“On the other hand, during the long stable periods of development, that is precisely what the child needs. The central line of development is the maturing and consolidation of the central neoformation which characterises the whole stage of development. And during the early phase of that stage, while a child is still stabilising the neoformation of that stage, operating at the higher level is beyond the child’s imagination and reach. This only becomes possible when the central neoformation has matured.
“So during the stable periods of development, the social situation of development obliges the child to strive to master the psychological functions lying within limits imposed by her social situation of development and as a result of this striving, the central neoformation develops and leads the whole process of development.
“Vygotsky assumes that carers and teachers will be aware of those psychological functions which lie within the Zone of Proximal Development, and which Neoformations are central and which peripheral.
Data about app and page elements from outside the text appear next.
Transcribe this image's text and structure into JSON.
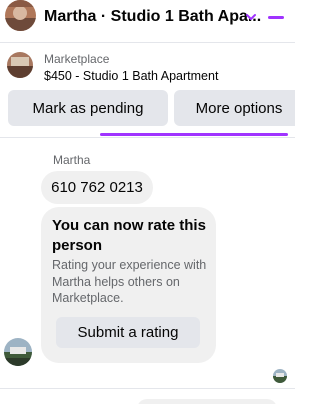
{
  "header": {
    "title": "Martha · Studio 1 Bath Apa...",
    "chevron_icon": "chevron-down-icon",
    "accent": "#a033ff"
  },
  "listing": {
    "kicker": "Marketplace",
    "title": "$450 - Studio 1 Bath Apartment",
    "actions": {
      "pending_label": "Mark as pending",
      "more_label": "More options"
    }
  },
  "conversation": {
    "sender_name": "Martha",
    "phone_message": "610 762 0213",
    "rating_card": {
      "title": "You can now rate this person",
      "body": "Rating your experience with Martha helps others on Marketplace.",
      "button_label": "Submit a rating"
    }
  },
  "colors": {
    "bubble_bg": "#f0f0f0",
    "button_bg": "#e4e6eb",
    "secondary_text": "#65676b",
    "accent": "#a033ff"
  }
}
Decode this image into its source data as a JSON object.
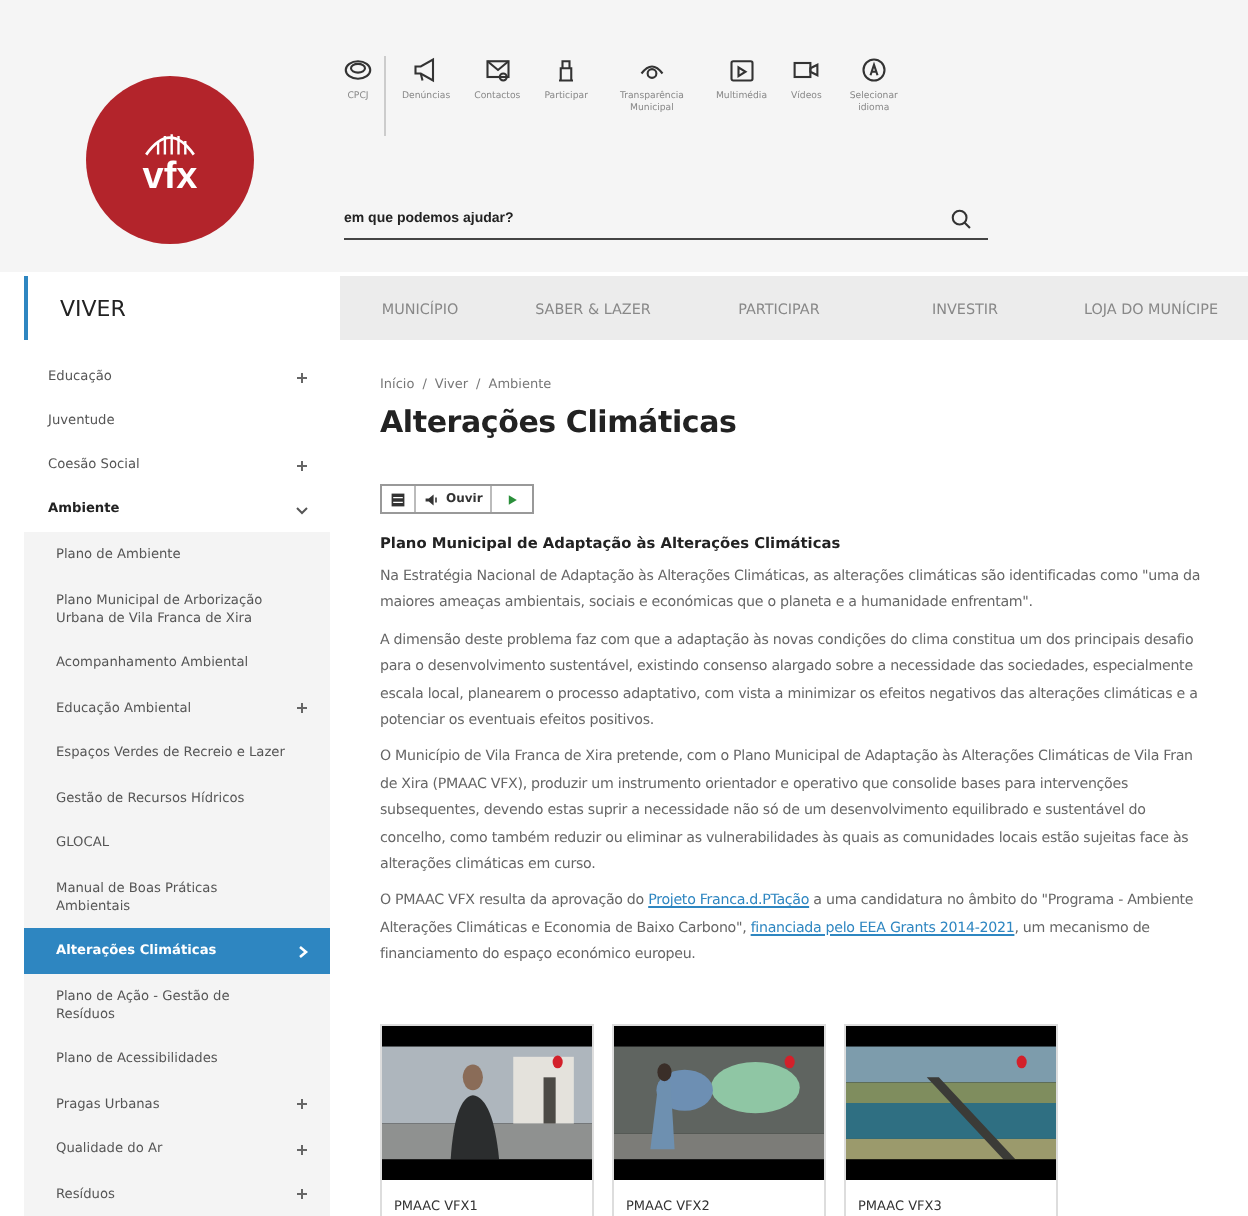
{
  "logo": {
    "text": "vfx"
  },
  "quick_links": [
    {
      "label": "CPCJ"
    },
    {
      "label": "Denúncias"
    },
    {
      "label": "Contactos"
    },
    {
      "label": "Participar"
    },
    {
      "label": "Transparência Municipal"
    },
    {
      "label": "Multimédia"
    },
    {
      "label": "Vídeos"
    },
    {
      "label": "Selecionar idioma"
    }
  ],
  "search": {
    "placeholder": "em que podemos ajudar?"
  },
  "nav": {
    "section": "VIVER",
    "tabs": [
      {
        "label": "MUNICÍPIO",
        "selected": false
      },
      {
        "label": "SABER & LAZER",
        "selected": false
      },
      {
        "label": "PARTICIPAR",
        "selected": false
      },
      {
        "label": "INVESTIR",
        "selected": false
      },
      {
        "label": "LOJA DO MUNÍCIPE",
        "selected": false
      }
    ]
  },
  "sidebar": {
    "items": [
      {
        "label": "Educação",
        "expandable": true,
        "expanded": false,
        "selected": false
      },
      {
        "label": "Juventude",
        "expandable": false,
        "expanded": false,
        "selected": false
      },
      {
        "label": "Coesão Social",
        "expandable": true,
        "expanded": false,
        "selected": false
      },
      {
        "label": "Ambiente",
        "expandable": true,
        "expanded": true,
        "selected": false,
        "children": [
          {
            "label": "Plano de Ambiente",
            "expandable": false,
            "selected": false
          },
          {
            "label": "Plano Municipal de Arborização Urbana de Vila Franca de Xira",
            "expandable": false,
            "selected": false
          },
          {
            "label": "Acompanhamento Ambiental",
            "expandable": false,
            "selected": false
          },
          {
            "label": "Educação Ambiental",
            "expandable": true,
            "selected": false
          },
          {
            "label": "Espaços Verdes de Recreio e Lazer",
            "expandable": false,
            "selected": false
          },
          {
            "label": "Gestão de Recursos Hídricos",
            "expandable": false,
            "selected": false
          },
          {
            "label": "GLOCAL",
            "expandable": false,
            "selected": false
          },
          {
            "label": "Manual de Boas Práticas Ambientais",
            "expandable": false,
            "selected": false
          },
          {
            "label": "Alterações Climáticas",
            "expandable": false,
            "selected": true
          },
          {
            "label": "Plano de Ação - Gestão de Resíduos",
            "expandable": false,
            "selected": false
          },
          {
            "label": "Plano de Acessibilidades",
            "expandable": false,
            "selected": false
          },
          {
            "label": "Pragas Urbanas",
            "expandable": true,
            "selected": false
          },
          {
            "label": "Qualidade do Ar",
            "expandable": true,
            "selected": false
          },
          {
            "label": "Resíduos",
            "expandable": true,
            "selected": false
          }
        ]
      }
    ]
  },
  "breadcrumb": {
    "separator": "/",
    "items": [
      "Início",
      "Viver",
      "Ambiente"
    ]
  },
  "title": "Alterações Climáticas",
  "player": {
    "listen": "Ouvir"
  },
  "heading": "Plano Municipal de Adaptação às Alterações Climáticas",
  "paragraphs": [
    {
      "lines": [
        [
          {
            "text": "Na Estratégia Nacional de Adaptação às Alterações Climáticas, as alterações climáticas são identificadas como \"uma da",
            "kind": "text"
          }
        ],
        [
          {
            "text": "maiores ameaças ambientais, sociais e económicas que o planeta e a humanidade enfrentam\".",
            "kind": "text"
          }
        ]
      ]
    },
    {
      "lines": [
        [
          {
            "text": "A dimensão deste problema faz com que a adaptação às novas condições do clima constitua um dos principais desafio",
            "kind": "text"
          }
        ],
        [
          {
            "text": "para o desenvolvimento sustentável, existindo consenso alargado sobre a necessidade das sociedades, especialmente",
            "kind": "text"
          }
        ],
        [
          {
            "text": "escala local, planearem o processo adaptativo, com vista a minimizar os efeitos negativos das alterações climáticas e a",
            "kind": "text"
          }
        ],
        [
          {
            "text": "potenciar os eventuais efeitos positivos.",
            "kind": "text"
          }
        ]
      ]
    },
    {
      "lines": [
        [
          {
            "text": "O Município de Vila Franca de Xira pretende, com o Plano Municipal de Adaptação às Alterações Climáticas de Vila Fran",
            "kind": "text"
          }
        ],
        [
          {
            "text": "de Xira (PMAAC VFX), produzir um instrumento orientador e operativo que consolide bases para intervenções",
            "kind": "text"
          }
        ],
        [
          {
            "text": "subsequentes, devendo estas suprir a necessidade não só de um desenvolvimento equilibrado e sustentável do",
            "kind": "text"
          }
        ],
        [
          {
            "text": "concelho, como também reduzir ou eliminar as vulnerabilidades às quais as comunidades locais estão sujeitas face às",
            "kind": "text"
          }
        ],
        [
          {
            "text": "alterações climáticas em curso.",
            "kind": "text"
          }
        ]
      ]
    },
    {
      "lines": [
        [
          {
            "text": "O PMAAC VFX resulta da aprovação do ",
            "kind": "text"
          },
          {
            "text": "Projeto Franca.d.PTação",
            "kind": "link"
          },
          {
            "text": " a uma candidatura no âmbito do \"Programa - Ambiente",
            "kind": "text"
          }
        ],
        [
          {
            "text": "Alterações Climáticas e Economia de Baixo Carbono\", ",
            "kind": "text"
          },
          {
            "text": "financiada pelo EEA Grants 2014-2021",
            "kind": "link"
          },
          {
            "text": ", um mecanismo de",
            "kind": "text"
          }
        ],
        [
          {
            "text": "financiamento do espaço económico europeu.",
            "kind": "text"
          }
        ]
      ]
    }
  ],
  "videos": [
    {
      "title": "PMAAC VFX1",
      "kind": "picture"
    },
    {
      "title": "PMAAC VFX2",
      "kind": "picture"
    },
    {
      "title": "PMAAC VFX3",
      "kind": "picture"
    }
  ]
}
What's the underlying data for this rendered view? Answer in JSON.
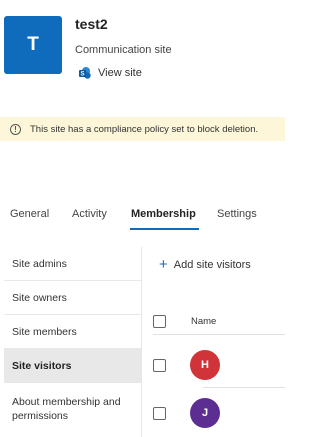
{
  "site": {
    "initial": "T",
    "title": "test2",
    "type": "Communication site",
    "view_site_label": "View site"
  },
  "banner": {
    "icon": "info-icon",
    "icon_glyph": "!",
    "text": "This site has a compliance policy set to block deletion."
  },
  "tabs": [
    {
      "label": "General",
      "active": false
    },
    {
      "label": "Activity",
      "active": false
    },
    {
      "label": "Membership",
      "active": true
    },
    {
      "label": "Settings",
      "active": false
    }
  ],
  "subnav": [
    {
      "label": "Site admins",
      "active": false
    },
    {
      "label": "Site owners",
      "active": false
    },
    {
      "label": "Site members",
      "active": false
    },
    {
      "label": "Site visitors",
      "active": true
    },
    {
      "label": "About membership and permissions",
      "active": false
    }
  ],
  "content": {
    "add_label": "Add site visitors",
    "column_name": "Name",
    "rows": [
      {
        "initial": "H",
        "color": "#d13438"
      },
      {
        "initial": "J",
        "color": "#5c2e91"
      }
    ]
  },
  "colors": {
    "accent": "#0f6cbd",
    "banner_bg": "#fdf6d9"
  }
}
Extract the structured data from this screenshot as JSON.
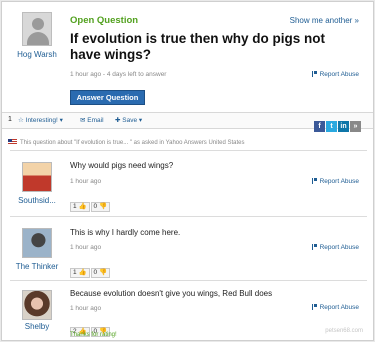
{
  "question": {
    "status": "Open Question",
    "show_more": "Show me another »",
    "asker": "Hog Warsh",
    "title": "If evolution is true then why do pigs not have wings?",
    "meta": "1 hour ago - 4 days left to answer",
    "report": "Report Abuse",
    "answer_button": "Answer Question"
  },
  "toolbar": {
    "count": "1",
    "interesting": "Interesting!",
    "email": "Email",
    "save": "Save"
  },
  "about": "This question about \"If evolution is true... \" as asked in Yahoo Answers United States",
  "answers": [
    {
      "name": "Southsid...",
      "text": "Why would pigs need wings?",
      "time": "1 hour ago",
      "report": "Report Abuse",
      "up": "1",
      "down": "0"
    },
    {
      "name": "The Thinker",
      "text": "This is why I hardly come here.",
      "time": "1 hour ago",
      "report": "Report Abuse",
      "up": "1",
      "down": "0"
    },
    {
      "name": "Shelby",
      "text": "Because evolution doesn't give you wings, Red Bull does",
      "time": "1 hour ago",
      "report": "Report Abuse",
      "up": "2",
      "down": "0",
      "thanks": "Thanks for rating!"
    }
  ],
  "watermark": "petsen68.com"
}
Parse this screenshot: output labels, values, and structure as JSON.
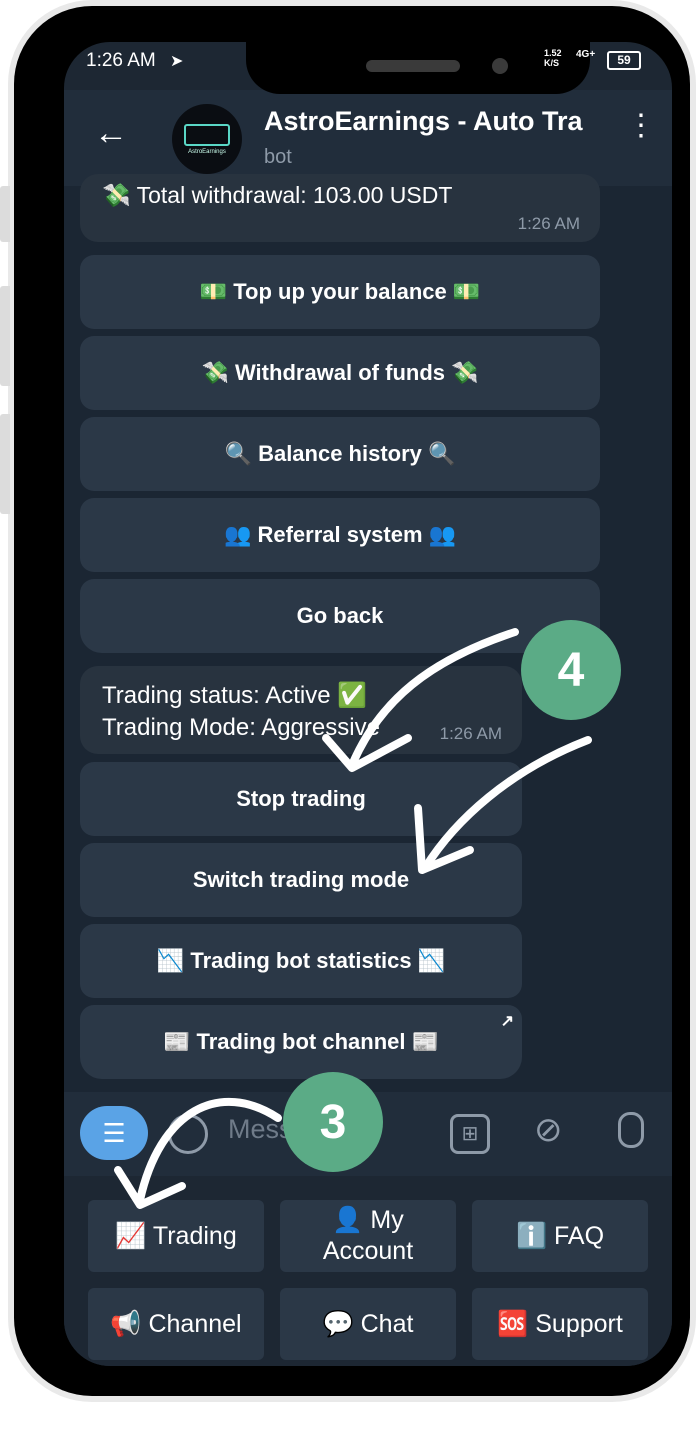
{
  "status_bar": {
    "time": "1:26 AM",
    "net_speed": "1.52 K/S",
    "signal": "4G+",
    "battery": "59"
  },
  "header": {
    "title": "AstroEarnings - Auto Tra",
    "subtitle": "bot",
    "avatar_text": "AstroEarnings"
  },
  "messages": {
    "withdrawal": {
      "text": "💸 Total withdrawal: 103.00 USDT",
      "time": "1:26 AM"
    },
    "trading": {
      "status_line": "Trading status: Active ✅",
      "mode_line": "Trading Mode: Aggressive",
      "time": "1:26 AM"
    }
  },
  "inline_keyboard_balance": [
    "💵 Top up your balance 💵",
    "💸 Withdrawal of funds 💸",
    "🔍 Balance history 🔍",
    "👥 Referral system 👥",
    "Go back"
  ],
  "inline_keyboard_trading": [
    "Stop trading",
    "Switch trading mode",
    "📉 Trading bot statistics 📉",
    "📰 Trading bot channel 📰"
  ],
  "input": {
    "placeholder": "Message"
  },
  "reply_keyboard": {
    "row1": [
      "📈 Trading",
      "👤 My Account",
      "ℹ️ FAQ"
    ],
    "row2": [
      "📢 Channel",
      "💬 Chat",
      "🆘 Support"
    ]
  },
  "annotations": {
    "badge_3": "3",
    "badge_4": "4"
  },
  "icons": [
    "arrow-back-icon",
    "more-vert-icon",
    "menu-icon",
    "emoji-icon",
    "apps-icon",
    "attach-icon",
    "mic-icon",
    "open-external-icon",
    "send-icon"
  ],
  "colors": {
    "chat_bg": "#1b2633",
    "header_bg": "#212d3b",
    "button_bg": "#2b3847",
    "accent": "#5aa3e6",
    "badge": "#5bab86"
  }
}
Appropriate instruction which promotes the striving of the child and the differentiation and growth of the central neoformation will assist development, whereas efforts to interest the child in other activity, which involves peripheral lines of development or are beyond the child’s age level of ability, will not be expected to bring any benefit in development.
“During the latter stages of that stable phase of development, the child begins to be able to perceive new possibilities, and by assisting the child, the teacher or carer may be able to see that qualitatively new functions are coming to be within the child’s reach, and instruction should be directed at encouraging these new forms of activity.
“It is here that Vygotsky’s concept of the “Zone of Proximal Development” is relevant. Instruction may lead development, if, and only if, instruction assists the child in promoting the differentiation of the leading neoformation. Vygotsky proposed that what the child can do today with assistance (for example by asking leading questions, offering suggestions) or in play (which allows the child to strive to do what they actually cannot yet do), they will be able to do tomorrow without assistance. The desired “flow over” to different functions resulting from success in performing the given task will occur only if the intervention has promoted the central or leading neoformation. Otherwise, teaching by assisting the child with a task may help them learn that task, but there will be no flow over to development.”
In spite of the jargon, it is clear that Vygotsky has a theory of development. Piaget, on the other hand, assumes spontaneous development as a given. We will return to Piaget in the next item.
· The above is to introduce the original reading-text: Vygotsky’s Theory of Child Development, Blunden, 2011.